Looking at the data below, count the lines that contain the string "speed". Write only the total.

○ ○ ○ ○ ○

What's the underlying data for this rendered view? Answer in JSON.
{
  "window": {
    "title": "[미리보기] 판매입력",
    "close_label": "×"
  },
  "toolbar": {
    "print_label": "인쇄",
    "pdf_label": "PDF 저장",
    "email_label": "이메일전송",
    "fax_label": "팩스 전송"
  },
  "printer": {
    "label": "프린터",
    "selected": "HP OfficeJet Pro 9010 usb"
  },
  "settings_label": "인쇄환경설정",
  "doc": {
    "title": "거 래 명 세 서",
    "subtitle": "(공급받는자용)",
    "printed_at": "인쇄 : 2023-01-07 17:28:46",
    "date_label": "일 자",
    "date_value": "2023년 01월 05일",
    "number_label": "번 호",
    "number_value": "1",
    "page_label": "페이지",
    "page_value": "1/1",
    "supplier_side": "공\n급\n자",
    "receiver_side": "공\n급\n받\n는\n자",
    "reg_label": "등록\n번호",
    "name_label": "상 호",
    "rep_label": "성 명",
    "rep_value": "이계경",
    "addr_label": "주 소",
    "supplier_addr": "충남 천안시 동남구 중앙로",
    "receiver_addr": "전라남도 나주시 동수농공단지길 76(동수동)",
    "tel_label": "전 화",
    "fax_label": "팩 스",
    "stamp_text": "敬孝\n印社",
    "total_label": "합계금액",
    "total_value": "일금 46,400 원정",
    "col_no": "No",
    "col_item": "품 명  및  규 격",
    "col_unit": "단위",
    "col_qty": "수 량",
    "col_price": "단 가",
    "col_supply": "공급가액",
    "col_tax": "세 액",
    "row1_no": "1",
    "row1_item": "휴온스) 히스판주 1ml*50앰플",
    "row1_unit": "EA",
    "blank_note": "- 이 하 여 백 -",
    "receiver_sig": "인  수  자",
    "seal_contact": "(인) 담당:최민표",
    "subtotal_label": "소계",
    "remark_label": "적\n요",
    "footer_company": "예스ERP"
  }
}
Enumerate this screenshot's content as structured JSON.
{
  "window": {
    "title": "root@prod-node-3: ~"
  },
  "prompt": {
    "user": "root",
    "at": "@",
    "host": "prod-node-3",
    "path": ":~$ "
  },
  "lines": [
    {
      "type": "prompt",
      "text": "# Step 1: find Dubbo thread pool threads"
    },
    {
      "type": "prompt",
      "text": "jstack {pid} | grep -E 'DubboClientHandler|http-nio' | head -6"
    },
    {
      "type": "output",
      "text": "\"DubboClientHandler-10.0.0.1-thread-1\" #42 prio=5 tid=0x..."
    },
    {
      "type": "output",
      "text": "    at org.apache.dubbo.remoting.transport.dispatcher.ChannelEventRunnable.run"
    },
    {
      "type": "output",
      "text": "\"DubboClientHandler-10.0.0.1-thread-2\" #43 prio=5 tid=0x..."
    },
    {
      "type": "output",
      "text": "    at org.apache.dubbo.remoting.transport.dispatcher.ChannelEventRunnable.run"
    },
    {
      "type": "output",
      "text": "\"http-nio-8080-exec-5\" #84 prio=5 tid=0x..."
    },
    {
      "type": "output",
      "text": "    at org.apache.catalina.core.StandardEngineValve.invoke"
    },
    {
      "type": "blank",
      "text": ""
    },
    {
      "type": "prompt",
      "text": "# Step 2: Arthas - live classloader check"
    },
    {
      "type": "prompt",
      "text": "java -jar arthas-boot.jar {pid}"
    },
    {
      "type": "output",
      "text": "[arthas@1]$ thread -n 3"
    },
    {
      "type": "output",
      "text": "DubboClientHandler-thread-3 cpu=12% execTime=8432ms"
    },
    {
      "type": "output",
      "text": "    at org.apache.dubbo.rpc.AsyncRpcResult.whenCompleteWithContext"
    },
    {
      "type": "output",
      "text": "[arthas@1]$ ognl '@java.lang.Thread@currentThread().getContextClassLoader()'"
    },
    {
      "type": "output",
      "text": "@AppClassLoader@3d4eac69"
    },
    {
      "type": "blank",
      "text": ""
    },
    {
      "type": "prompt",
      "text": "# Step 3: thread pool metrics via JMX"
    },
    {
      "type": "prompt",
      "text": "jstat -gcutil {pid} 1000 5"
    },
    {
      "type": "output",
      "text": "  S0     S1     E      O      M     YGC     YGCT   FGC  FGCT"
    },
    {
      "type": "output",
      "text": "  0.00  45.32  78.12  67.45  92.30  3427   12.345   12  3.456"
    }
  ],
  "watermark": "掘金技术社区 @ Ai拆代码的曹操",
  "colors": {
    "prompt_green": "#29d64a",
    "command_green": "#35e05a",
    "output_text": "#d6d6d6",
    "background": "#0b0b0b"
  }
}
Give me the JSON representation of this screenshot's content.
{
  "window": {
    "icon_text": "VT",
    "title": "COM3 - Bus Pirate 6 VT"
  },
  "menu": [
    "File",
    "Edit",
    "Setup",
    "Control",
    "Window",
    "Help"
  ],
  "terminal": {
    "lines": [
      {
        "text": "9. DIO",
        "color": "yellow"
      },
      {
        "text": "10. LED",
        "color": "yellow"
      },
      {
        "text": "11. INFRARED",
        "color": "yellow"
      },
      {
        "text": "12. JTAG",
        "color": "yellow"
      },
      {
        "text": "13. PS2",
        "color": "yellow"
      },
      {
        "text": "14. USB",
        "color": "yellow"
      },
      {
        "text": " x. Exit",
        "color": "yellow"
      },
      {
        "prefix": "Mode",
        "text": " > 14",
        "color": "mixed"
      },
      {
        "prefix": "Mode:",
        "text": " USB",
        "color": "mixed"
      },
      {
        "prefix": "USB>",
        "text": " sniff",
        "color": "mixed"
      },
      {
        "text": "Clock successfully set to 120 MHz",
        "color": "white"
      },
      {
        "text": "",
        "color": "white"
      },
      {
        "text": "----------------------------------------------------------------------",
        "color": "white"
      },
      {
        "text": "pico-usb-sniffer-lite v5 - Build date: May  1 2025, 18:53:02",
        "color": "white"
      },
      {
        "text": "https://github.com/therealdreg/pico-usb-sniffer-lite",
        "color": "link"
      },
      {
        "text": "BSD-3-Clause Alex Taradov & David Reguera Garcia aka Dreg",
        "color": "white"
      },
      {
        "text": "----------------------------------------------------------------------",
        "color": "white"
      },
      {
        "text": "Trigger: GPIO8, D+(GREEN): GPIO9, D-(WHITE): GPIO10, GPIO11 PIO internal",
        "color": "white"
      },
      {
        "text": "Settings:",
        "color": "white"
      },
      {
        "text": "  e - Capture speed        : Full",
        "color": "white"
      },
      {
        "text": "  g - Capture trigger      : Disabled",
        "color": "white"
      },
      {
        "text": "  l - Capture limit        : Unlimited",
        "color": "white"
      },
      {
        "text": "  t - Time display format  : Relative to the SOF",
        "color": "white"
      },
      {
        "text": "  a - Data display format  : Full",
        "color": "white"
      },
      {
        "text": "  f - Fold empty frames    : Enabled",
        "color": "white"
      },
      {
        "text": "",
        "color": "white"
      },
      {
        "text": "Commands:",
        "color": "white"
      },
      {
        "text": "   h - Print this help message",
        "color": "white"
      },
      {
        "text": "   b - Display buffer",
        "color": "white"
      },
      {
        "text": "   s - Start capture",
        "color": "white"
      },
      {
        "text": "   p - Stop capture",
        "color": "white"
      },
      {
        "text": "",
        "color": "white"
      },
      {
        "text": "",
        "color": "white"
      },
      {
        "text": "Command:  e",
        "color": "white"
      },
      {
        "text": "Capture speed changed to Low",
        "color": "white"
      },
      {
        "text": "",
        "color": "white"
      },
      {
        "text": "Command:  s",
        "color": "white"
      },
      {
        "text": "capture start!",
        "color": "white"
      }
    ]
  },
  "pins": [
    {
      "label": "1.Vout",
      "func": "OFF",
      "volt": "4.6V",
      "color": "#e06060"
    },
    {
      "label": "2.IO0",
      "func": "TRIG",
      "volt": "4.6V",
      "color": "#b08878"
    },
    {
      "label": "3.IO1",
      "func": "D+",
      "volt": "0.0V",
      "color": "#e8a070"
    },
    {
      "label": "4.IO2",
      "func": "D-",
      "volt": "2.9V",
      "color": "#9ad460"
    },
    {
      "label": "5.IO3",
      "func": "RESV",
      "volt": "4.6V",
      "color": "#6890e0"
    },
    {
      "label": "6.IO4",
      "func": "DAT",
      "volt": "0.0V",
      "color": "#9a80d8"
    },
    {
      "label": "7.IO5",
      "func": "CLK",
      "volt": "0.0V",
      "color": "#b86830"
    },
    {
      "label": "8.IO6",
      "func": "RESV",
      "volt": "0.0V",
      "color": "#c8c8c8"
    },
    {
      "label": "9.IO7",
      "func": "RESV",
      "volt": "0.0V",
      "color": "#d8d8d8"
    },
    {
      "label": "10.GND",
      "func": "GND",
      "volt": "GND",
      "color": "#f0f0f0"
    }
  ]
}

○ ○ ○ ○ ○

### REPLY TO THE EXERCISE
2